PROMPT:
Which lines in the records below include the word "title"? Report each of them in full.
↓↓↓
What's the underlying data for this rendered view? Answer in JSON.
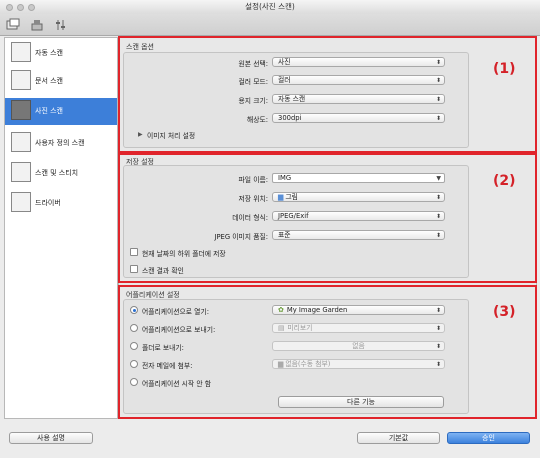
{
  "window": {
    "title": "설정(사진 스캔)"
  },
  "toolbar": {
    "icons": [
      "scan-from-computer-icon",
      "scan-from-operation-panel-icon",
      "general-settings-icon"
    ]
  },
  "sidebar": {
    "items": [
      {
        "label": "자동 스캔"
      },
      {
        "label": "문서 스캔"
      },
      {
        "label": "사진 스캔"
      },
      {
        "label": "사용자 정의 스캔"
      },
      {
        "label": "스캔 및 스티치"
      },
      {
        "label": "드라이버"
      }
    ],
    "active_index": 2
  },
  "scan_options": {
    "title": "스캔 옵션",
    "marker": "(1)",
    "fields": [
      {
        "label": "원본 선택:",
        "value": "사진"
      },
      {
        "label": "컬러 모드:",
        "value": "컬러"
      },
      {
        "label": "용지 크기:",
        "value": "자동 스캔"
      },
      {
        "label": "해상도:",
        "value": "300dpi"
      }
    ],
    "image_processing": "이미지 처리 설정"
  },
  "save_settings": {
    "title": "저장 설정",
    "marker": "(2)",
    "file_name_label": "파일 이름:",
    "file_name_value": "IMG",
    "save_in_label": "저장 위치:",
    "save_in_value": "그림",
    "data_format_label": "데이터 형식:",
    "data_format_value": "JPEG/Exif",
    "jpeg_quality_label": "JPEG 이미지 품질:",
    "jpeg_quality_value": "표준",
    "subfolder_checkbox": "현재 날짜의 하위 폴더에 저장",
    "check_result_checkbox": "스캔 결과 확인"
  },
  "app_settings": {
    "title": "어플리케이션 설정",
    "marker": "(3)",
    "options": [
      {
        "label": "어플리케이션으로 열기:",
        "value": "My Image Garden",
        "selected": true
      },
      {
        "label": "어플리케이션으로 보내기:",
        "value": "미리보기",
        "selected": false
      },
      {
        "label": "폴더로 보내기:",
        "value": "없음",
        "selected": false
      },
      {
        "label": "전자 메일에 첨부:",
        "value": "없음(수동 첨부)",
        "selected": false
      },
      {
        "label": "어플리케이션 시작 안 함",
        "value": "",
        "selected": false
      }
    ],
    "more_functions": "다른 기능"
  },
  "footer": {
    "instructions": "사용 설명",
    "defaults": "기본값",
    "ok": "승인"
  }
}
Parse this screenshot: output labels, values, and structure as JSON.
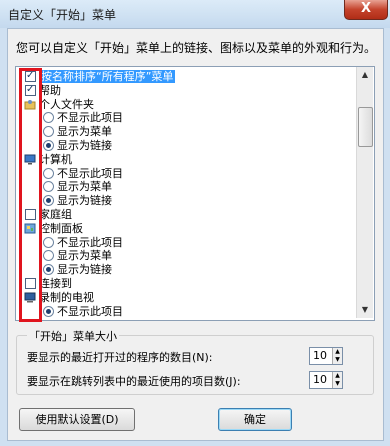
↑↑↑
EXERCISE ANSWER:
    "title": "설정(사진 스캔)"
    "title": "스캔 옵션",
    "title": "저장 설정",
    "title": "어플리케이션 설정",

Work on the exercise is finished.